It’s a paradox that cynics are always willing to point out; the heir to the MFI fortune becoming a leader in forest conservation. But Paul Lister takes it all in his stride.
At that stride is a huge one. The 23,000 acre Alladale Wilderness Reserve is an unprecedented attempt at private conservancy, nestled in glacial valleys, fringed by Scotland’s small remaining Caledonian pine forest.
It’s home to one of Europe’s most eco-friendly hospitality operations, to more than a million new trees, to reintroduced red squirrels but – not yet – to wolves.
Not satisfied with restoring peatlands and reintroducing small mammals, Paul Lister has famously stated, “We’ve managed to put a man on the moon, I don’t see why we can’t get wolves back in Scotland.” This view is applauded by many in the world of conservation and environmental philanthropy, but viewed with suspicion by others. It’s going to be a long haul to bring back these big predators, but Lister is undaunted.

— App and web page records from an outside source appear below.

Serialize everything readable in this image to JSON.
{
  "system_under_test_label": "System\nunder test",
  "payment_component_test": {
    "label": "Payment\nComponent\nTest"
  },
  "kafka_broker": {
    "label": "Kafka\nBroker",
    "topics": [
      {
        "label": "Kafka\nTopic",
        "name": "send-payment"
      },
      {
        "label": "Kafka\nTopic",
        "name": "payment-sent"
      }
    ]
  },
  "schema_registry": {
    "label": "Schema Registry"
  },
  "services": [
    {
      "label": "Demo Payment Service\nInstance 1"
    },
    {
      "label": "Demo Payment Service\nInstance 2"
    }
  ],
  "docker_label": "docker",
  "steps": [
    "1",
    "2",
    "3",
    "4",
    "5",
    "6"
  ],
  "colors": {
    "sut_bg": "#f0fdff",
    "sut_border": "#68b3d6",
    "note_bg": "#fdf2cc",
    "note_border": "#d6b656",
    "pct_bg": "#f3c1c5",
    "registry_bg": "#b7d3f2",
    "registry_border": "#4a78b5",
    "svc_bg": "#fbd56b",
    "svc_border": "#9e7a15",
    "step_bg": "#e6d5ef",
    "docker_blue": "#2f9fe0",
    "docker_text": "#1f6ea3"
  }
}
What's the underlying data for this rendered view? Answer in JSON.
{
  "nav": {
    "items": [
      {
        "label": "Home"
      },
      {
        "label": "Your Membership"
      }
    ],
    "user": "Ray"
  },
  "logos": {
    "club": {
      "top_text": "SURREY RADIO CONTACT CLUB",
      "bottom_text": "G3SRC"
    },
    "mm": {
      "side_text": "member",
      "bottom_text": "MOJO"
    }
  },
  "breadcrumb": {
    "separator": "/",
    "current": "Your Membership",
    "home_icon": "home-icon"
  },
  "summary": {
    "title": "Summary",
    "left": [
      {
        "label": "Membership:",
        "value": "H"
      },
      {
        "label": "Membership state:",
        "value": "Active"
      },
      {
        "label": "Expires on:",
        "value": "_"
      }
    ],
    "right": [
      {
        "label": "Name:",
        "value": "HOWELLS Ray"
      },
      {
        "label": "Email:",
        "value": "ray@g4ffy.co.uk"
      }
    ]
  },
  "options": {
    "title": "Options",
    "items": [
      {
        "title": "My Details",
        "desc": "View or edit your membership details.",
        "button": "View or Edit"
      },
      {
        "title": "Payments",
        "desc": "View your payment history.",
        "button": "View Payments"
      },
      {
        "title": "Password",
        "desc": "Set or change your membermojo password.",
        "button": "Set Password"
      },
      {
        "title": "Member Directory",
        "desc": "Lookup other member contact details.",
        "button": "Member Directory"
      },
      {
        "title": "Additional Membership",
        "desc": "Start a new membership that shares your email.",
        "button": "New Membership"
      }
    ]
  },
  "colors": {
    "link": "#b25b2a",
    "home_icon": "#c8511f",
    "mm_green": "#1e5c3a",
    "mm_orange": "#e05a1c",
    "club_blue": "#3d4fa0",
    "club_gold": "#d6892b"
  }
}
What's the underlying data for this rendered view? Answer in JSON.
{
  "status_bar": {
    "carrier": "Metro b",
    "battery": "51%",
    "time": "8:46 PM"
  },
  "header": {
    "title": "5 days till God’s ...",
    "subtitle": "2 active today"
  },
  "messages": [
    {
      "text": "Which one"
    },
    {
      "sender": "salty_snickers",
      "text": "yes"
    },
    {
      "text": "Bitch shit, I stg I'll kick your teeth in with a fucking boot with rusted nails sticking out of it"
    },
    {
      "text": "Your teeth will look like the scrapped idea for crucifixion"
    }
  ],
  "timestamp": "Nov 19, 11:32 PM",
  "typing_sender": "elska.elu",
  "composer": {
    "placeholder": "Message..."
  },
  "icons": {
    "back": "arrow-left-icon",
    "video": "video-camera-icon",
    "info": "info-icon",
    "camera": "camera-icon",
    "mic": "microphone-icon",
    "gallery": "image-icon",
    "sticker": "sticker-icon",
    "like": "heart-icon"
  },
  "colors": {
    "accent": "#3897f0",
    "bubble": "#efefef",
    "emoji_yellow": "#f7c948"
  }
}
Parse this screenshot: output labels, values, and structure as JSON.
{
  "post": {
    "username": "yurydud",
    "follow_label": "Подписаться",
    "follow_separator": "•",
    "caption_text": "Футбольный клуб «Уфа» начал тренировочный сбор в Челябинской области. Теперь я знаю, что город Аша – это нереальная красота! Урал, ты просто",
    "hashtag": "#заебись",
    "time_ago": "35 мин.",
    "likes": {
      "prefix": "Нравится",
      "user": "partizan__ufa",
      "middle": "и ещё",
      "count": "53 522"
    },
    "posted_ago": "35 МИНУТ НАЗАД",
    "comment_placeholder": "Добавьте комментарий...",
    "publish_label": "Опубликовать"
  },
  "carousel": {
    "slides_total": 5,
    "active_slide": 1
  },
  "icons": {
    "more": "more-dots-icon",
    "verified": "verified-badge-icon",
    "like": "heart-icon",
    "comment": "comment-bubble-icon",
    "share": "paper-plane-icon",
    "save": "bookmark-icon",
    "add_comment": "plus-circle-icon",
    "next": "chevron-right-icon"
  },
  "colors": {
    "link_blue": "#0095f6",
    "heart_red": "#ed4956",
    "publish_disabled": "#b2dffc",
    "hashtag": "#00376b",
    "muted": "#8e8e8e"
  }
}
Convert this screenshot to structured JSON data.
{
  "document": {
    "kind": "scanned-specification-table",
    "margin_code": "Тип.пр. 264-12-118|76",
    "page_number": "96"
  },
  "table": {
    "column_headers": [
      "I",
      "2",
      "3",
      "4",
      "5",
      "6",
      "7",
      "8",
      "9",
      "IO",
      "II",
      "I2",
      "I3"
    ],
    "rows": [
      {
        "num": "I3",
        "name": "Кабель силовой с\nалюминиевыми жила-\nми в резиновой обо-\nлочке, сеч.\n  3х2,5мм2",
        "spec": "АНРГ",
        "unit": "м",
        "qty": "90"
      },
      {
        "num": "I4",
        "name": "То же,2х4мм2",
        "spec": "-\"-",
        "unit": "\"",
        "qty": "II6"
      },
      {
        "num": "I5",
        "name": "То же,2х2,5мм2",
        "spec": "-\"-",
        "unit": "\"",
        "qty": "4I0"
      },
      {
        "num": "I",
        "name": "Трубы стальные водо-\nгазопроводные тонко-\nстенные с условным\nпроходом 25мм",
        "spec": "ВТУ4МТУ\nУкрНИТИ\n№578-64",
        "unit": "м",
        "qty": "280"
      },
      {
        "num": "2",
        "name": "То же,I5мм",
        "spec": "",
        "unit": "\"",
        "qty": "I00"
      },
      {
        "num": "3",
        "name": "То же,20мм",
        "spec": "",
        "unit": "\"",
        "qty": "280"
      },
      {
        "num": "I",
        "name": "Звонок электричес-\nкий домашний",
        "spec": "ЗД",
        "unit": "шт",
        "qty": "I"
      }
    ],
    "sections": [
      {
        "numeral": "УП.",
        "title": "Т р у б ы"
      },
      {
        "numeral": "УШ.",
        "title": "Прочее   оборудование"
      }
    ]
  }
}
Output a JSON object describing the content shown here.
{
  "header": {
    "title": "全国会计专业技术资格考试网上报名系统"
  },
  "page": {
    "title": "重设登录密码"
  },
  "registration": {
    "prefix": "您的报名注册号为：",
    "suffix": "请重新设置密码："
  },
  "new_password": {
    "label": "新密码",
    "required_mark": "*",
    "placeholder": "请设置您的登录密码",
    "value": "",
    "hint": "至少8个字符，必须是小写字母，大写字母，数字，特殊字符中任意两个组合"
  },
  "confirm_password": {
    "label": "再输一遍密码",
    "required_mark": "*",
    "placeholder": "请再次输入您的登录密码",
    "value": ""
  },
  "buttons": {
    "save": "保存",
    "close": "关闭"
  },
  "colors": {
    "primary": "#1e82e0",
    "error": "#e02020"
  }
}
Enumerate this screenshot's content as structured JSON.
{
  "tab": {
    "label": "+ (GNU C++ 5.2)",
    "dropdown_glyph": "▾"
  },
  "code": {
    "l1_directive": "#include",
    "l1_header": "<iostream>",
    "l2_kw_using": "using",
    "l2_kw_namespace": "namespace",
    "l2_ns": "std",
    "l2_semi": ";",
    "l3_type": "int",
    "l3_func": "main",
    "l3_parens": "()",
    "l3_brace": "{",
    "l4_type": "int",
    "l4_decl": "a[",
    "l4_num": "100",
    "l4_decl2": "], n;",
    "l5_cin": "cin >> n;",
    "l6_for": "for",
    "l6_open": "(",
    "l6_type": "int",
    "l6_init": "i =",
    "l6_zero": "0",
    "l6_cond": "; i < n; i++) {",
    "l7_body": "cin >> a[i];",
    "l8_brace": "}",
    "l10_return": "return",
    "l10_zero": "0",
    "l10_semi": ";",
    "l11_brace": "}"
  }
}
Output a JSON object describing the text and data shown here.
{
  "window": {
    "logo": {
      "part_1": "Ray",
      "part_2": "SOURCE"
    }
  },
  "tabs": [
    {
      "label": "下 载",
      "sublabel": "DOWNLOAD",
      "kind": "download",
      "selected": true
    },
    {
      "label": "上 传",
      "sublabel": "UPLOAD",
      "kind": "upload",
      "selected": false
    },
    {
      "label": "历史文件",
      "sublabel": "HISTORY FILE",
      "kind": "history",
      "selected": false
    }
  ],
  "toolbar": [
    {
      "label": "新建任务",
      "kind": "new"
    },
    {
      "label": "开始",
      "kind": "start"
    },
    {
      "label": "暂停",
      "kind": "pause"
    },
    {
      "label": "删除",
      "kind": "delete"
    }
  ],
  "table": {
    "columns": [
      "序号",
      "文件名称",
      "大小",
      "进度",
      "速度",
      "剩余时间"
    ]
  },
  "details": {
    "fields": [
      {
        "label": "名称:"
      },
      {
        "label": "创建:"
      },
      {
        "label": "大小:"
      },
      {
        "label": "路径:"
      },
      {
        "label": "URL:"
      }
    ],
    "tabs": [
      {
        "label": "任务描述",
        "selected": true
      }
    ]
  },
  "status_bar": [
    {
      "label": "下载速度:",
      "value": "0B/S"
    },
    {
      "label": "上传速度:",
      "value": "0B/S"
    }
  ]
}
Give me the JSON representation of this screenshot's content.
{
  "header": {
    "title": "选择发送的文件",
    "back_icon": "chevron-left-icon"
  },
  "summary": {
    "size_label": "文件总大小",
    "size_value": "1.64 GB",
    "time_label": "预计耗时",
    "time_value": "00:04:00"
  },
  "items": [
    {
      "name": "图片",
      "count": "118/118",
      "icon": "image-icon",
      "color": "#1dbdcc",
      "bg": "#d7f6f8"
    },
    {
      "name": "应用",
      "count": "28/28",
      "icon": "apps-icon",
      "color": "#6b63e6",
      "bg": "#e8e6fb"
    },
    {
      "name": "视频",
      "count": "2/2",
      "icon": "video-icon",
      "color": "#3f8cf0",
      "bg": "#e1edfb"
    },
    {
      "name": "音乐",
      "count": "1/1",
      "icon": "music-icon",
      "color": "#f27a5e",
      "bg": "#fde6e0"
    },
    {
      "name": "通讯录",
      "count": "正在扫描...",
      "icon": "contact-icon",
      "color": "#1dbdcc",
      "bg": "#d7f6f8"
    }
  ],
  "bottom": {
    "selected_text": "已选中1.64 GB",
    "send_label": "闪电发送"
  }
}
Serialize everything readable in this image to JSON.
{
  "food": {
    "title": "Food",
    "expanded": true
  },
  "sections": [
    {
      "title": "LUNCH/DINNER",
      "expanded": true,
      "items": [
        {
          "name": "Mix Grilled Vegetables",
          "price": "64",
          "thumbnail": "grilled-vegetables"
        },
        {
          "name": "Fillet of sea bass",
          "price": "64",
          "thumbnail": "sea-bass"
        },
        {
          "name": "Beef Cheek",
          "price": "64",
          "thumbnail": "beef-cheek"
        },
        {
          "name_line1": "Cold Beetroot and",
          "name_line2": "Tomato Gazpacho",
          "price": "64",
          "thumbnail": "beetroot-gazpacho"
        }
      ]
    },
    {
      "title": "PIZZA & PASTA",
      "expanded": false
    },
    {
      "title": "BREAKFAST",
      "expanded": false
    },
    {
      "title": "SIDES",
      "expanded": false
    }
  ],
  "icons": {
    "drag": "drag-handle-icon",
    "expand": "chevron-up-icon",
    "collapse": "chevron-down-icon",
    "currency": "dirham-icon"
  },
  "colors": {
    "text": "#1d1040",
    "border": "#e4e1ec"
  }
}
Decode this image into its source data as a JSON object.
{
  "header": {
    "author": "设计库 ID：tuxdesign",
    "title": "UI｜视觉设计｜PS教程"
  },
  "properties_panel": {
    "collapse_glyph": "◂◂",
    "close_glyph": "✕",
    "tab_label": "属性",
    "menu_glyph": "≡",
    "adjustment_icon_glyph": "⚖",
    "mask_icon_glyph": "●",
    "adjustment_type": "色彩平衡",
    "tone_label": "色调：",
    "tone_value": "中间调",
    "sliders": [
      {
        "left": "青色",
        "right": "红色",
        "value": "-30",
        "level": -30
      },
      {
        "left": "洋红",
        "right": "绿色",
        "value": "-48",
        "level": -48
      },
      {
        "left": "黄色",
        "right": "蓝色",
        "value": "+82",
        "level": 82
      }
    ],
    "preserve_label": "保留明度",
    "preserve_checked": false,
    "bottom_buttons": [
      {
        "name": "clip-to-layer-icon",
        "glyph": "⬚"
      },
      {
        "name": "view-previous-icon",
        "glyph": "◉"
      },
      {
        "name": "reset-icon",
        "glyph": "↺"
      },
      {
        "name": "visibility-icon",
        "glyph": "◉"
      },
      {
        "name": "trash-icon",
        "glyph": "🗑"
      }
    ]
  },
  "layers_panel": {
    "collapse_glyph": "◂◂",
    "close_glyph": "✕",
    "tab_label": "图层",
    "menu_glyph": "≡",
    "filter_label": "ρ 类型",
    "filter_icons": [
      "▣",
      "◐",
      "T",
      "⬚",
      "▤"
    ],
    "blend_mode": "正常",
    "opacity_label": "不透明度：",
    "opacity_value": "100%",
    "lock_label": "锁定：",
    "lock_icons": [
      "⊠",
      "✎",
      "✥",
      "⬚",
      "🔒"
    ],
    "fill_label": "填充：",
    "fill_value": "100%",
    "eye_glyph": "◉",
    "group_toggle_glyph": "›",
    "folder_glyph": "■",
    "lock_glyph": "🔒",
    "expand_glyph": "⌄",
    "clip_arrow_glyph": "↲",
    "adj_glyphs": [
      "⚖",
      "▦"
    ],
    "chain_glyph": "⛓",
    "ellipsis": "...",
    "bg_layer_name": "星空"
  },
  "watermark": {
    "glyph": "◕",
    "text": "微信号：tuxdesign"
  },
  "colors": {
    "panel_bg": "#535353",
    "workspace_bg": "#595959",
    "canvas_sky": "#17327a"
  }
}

Rewilding has become a popular concept in many parts of the world, but it’s true to say that it’s generally the underdeveloped and more remote regions that have had the least opposition.
Paul Lister believes it’s time to bring whole ecosystem rewilding to a relatively small and well-developed region – the Scottish Highlands, and he has answers to all the questions. What causes the opposition?
The media conflating the risks. Why consider a controlled release of wolves? For research and tourism purposes: it will galvanise an area that needs jobs, and create a template for a rewilding tourism model in developed countries.
On this subject, he’s more than passionate, he’s committed, he’s clear and he has a plan. For travellers who want to minimise their effect on the planet he says, “Travel less and for longer…no more short trips!”
His opinions on eco-tourism are as powerful and potentially disruptive as his thoughts about wolves. He says that he sees people moving away from crowded resorts to explore areas that they are curious about, that people are seeking to offset their travel environmentally and that travel companies and airlines, as well as consumers should be looking at supporting local economies, encouraging travelling less and staying longer and he really wants people in Europe to get to know the unknown, remote and richly diverse areas of their own continent. Most of all, Paul Lister is committed to the idea that to fail to restore nature is to put ourselves at risk. “For the prosperity of all life on earth we simply must put nature preservation and landscape regeneration first, to not do so will be at our peril.”
His organisation, The European Nature Trust, has over two decades of preserving Europe’s remaining wild places and helping to restore those adversely impacted by human behaviour.
So why has he taken this often controversial path? As for so many, it’s a combination of personal experience, such as his father’s ill health in later life, combined with the example of other outstanding conservationists like Doug and Kris Tompkins and Adrian Gardiner.
As he rethought his life, it became obvious to Lister that restoring the balance of nature wasn’t optional, it was essential. The intrinsic link between human wellbeing, planetary stability and wild environments is something that he exhorts people to understand, citing the industrial mega-farm as an example of the way intensive agriculture has not only denuded landscapes but harmed our ability to recognise the value of a complex ecosystem that self-enriches and self-supports.
As an example of a businessman putting his money where his mouth is, Paul Lister is a clearly a visionary, but as a supporter of rewilding, he’s much more than just an ally – he’s a standard-bearer for the most imaginative projects seeking to restore the natural balance to our wildernesses.
African Eye Report